PW: Your latest book, Daisy's Back in Town, really evokes the atmosphere of small-town Texas. Have you lived in Texas before?
Rachel Gibson: My mother's Texan, and I've gone to family reunions and things with her down there. I really love Texas and Texans. They're just a little bit different than everybody else, so they're fun to write about.
PW: Did you use one of your own children as an inspiration for Nathan, the teenager in this book?
RG: Yes, I did. I have a 17-year-old son. Growing up, he was just a wonder and delight and then he hit a certain age. I've heard it's boys. They get that, "I'm a man," attitude and try to separate from their mothers and you're just left thinking, "What's happened? Where's my little boy?"
PW: I read that you prefer reading historical romances to contemporary ones. If that's true, why do you write contemporary romances?
RG: I just naturally have a contemporary voice, for one. Also, when I read contemporary romances, it feels like work to me. I feel like I should be picking them apart and seeing why they work or why they don't work. Since I don't write historical romances, I can just let go and enjoy them.
PW: I understand that you weren't much of a reader when you were younger.
RG: No, I wasn't. Growing up, I was dyslexic. I was always in the last reading group, the D reading group, and if you flunked out of the D reading group, then you had to go to the Hall reading group. I was always probably one day away from going into the Hall reading group.
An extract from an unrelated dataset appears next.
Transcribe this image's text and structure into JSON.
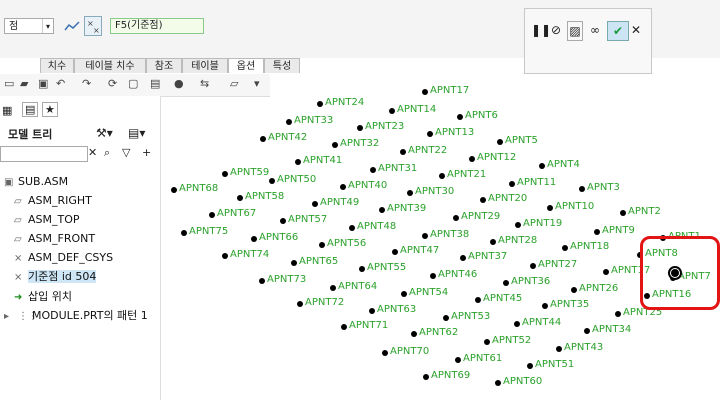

I think not only being dyslexic but also having a real fear of flunking out of the last reading group made me not enjoy reading. But I had a sister who used to read to me all the time, and even though I didn't read, I had a real love of books.
PW: What compelled you to become a writer?
RG: I read Gone with the Wind, and I decided to rewrite the end so that Scarlet became a nice, compassionate person and Rhett came back. I wrote that on an old typewriter I had sitting around, and after I finished, I started on a contemporary.
PW: Did you intend to write romantic comedies?
RG: Never. I didn't even know that I wrote anything funny until I joined a local Romance Writers of America chapter and gave some of my work to people in the chapter. They thought it was funny. I really didn't know why they thought that, and I'm still not sure.
PW: How would you describe your writing process?
RG: I often describe it as pushing boulders up a mountain. You push and push and while you're pushing, you think, "This is tough and I'm never going to do this again." Then once you get up to the top of the mountain, you look back down and there's more boulders at the bottom of the mountain, and you're just compelled to go back down there and start pushing them back up again. I think it's something that I love to do, but it's not something that comes easily for me.
PW: You publish about one book a year, but the trend in the romance industry seems to be to publish multiple books consecutively over a period of a few months. Do you see yourself accelerating your writing schedule to do that?
RG: One book a year is my limit. I really only get one idea a year. I am in awe of people who get more ideas than that. I get one and I have to make it work because I don't have another one.
PW: Do you have an idea yet for your next book?
RG: Yes. I am back in Gospel, Idaho, where True Confessions was set. The hero of this book is a former hockey player. The heroine is a private investigator. It's a little bit of a modern Taming of the Shrew.